Hana is also looking forward to meeting other young researchers in her field. If you share research interests, don’t be afraid to reach out and say hello!

Keep up your amazing work Hana, and see you in Heidelberg!

Stay tuned to meet other young researchers, a special post about mentors, and the advice our featured women want to share with others.

Thursday, August 11, 2016

HLF2016 / Spotlight on Helen Wauck: HCI Researcher Studying Spatial Skills Training with Games

This blog post originates from the Heidelberg Laureate Forum Blog. The 4th Heidelberg Laureate Forum is dedicated to mathematics and computer sciences, and takes place September 18-23, 2016. Abel, Fields, Turing and Nevanlinna Laureates will join the forum and meet 200 selected international young researchers.

Meet Helen Wauck, first to be featured in a series about some of the women young researchers attending this year's Heidelberg Laureate Forum in September 2016.

Photo courtesy of Helen Wauck

Helen is a PhD student at the University of Illinois Urbana-Champaign, where her work centers on human-computer interaction. Her research, as she explains it, is on the cognitive side of a rather broad field.
I study how to use video games to train spatial skills. Spatial skills are crucial for success in STEM disciplines, so figuring out the best way to train them is very important for lowering the barrier to entry into these fields, especially for populations that typically have lower spatial skills, such as women and ethnic minorities. Some existing commercial games are very effective at training spatial skills (Portal 2 and Tetris, for example), while others, including cognitive training games like Lumosity and Dual N-Back, are completely ineffective. The goal of my research is to determine what specific game features contribute to the effectiveness of a video game for spatial skill training.
Helen's proudest accomplishment so far was to win the "United States' National Science Foundation's Graduate Research Fellowship (NSF GRF), a prestigious fellowship that grants recipients three years of generous funding and international research opportunities." The application process included a proposal for a multi-year research project, and despite not winning the award the first time she applied, she worked hard and won the second time around. As Helen says, "It's really encouraging that not only my advisor but the NSF has faith in my ability to carry out this research topic and that it's worth researching."

Of course, life as a graduate student hasn't been without its challenges. For example, Helen attended a liberal arts college and therefore took fewer computer science courses than many other undergraduates would have. At first, this left her feeling like a second-class citizen in her graduate program, but over time she came to realize that, in fact, everyone has come from wildly varying backgrounds. Even better, she eventually saw how her multidisciplinary background gave her an edge when it came to communicating her research effectively.

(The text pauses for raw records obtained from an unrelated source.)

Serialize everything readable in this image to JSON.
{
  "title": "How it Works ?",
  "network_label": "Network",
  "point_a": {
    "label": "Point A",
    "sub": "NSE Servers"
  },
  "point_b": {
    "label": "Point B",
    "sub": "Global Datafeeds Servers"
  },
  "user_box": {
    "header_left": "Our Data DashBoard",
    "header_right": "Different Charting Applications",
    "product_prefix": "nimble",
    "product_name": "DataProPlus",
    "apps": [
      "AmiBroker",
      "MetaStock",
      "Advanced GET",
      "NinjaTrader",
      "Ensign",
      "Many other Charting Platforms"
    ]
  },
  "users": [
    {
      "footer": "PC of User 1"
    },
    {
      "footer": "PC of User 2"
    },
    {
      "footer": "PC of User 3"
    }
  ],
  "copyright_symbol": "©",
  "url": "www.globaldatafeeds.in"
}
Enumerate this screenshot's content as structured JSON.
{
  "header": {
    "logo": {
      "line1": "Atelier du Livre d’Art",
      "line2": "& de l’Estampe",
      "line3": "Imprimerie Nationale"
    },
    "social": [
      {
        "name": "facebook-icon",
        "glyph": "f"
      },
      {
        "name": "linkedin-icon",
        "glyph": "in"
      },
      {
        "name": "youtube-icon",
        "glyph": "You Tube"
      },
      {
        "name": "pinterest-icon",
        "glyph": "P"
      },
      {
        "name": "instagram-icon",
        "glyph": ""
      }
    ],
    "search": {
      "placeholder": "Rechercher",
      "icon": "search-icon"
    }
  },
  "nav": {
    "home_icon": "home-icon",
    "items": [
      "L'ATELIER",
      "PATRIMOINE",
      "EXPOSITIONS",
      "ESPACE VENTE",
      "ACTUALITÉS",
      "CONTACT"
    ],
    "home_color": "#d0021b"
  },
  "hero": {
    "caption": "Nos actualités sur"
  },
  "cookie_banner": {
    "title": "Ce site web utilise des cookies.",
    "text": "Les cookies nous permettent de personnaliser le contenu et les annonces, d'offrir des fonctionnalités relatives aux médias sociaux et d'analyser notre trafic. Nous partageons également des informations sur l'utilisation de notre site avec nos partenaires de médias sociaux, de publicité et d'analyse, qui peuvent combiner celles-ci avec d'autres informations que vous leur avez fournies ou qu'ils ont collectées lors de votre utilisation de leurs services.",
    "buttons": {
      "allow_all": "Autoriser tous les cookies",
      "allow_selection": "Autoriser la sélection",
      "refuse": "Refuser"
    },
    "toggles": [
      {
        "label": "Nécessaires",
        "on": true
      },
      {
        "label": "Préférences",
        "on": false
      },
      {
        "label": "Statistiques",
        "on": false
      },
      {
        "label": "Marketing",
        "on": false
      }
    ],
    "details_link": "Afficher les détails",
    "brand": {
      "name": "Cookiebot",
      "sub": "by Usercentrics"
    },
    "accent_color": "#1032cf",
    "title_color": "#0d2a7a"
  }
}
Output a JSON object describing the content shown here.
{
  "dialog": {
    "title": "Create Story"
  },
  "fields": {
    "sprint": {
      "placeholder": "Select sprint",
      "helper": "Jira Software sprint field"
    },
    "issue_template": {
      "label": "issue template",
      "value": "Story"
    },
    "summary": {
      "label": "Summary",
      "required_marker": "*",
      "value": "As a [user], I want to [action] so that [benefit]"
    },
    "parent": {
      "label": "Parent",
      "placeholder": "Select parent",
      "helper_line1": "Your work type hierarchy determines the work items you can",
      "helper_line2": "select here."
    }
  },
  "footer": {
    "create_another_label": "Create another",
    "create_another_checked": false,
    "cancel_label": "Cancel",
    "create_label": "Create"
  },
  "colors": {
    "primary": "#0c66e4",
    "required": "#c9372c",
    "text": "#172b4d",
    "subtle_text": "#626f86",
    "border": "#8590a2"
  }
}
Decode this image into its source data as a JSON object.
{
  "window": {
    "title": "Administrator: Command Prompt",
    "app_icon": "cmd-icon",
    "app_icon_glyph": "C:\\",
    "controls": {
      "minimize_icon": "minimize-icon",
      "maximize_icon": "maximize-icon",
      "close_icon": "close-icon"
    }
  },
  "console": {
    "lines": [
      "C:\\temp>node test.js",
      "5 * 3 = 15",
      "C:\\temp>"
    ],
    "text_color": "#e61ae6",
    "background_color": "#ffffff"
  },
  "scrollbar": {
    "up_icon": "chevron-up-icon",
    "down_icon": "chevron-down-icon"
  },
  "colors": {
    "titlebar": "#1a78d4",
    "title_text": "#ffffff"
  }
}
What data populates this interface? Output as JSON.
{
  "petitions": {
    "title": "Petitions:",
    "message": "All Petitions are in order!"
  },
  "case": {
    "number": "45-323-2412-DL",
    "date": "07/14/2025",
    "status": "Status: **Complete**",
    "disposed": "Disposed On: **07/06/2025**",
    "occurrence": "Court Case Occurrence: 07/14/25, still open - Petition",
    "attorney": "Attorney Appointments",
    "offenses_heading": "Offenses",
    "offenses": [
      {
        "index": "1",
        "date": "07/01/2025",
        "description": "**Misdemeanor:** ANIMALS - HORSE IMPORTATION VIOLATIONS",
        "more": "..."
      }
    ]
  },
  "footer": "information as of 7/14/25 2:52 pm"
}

Like all participating young researchers, Helen is very excited for her upcoming trip to HLF:
I'm very excited to meet the other young researchers from around the world and hear about their experiences in their programs. Human-Computer Interaction is a very different field from many of the more systems- and math-oriented computer science subfields. The perspectives I get from researchers coming from all sorts of different backgrounds in computer science and mathematics will be very different from the perspectives I usually have access to in my field, especially given the heavily international nature of the HLF. I hope to meet lots of fellow researchers whose experiences can give me new insight into how I might direct my own graduate school experience, and who I can hopefully maintain contact and friendships with after the conference is over! I'm also very curious to hear this year's laureates speak about their research process and how they overcame the challenges that were thrown their way; it's so rare to have an opportunity to meet these incredibly successful researchers face-to-face and hear their personal stories.
Congratulations on your accomplishments, Helen, and we look forward to meeting you in September!

Stay tuned to meet other young researchers, a special post about mentors, and the advice our featured women want to share with others.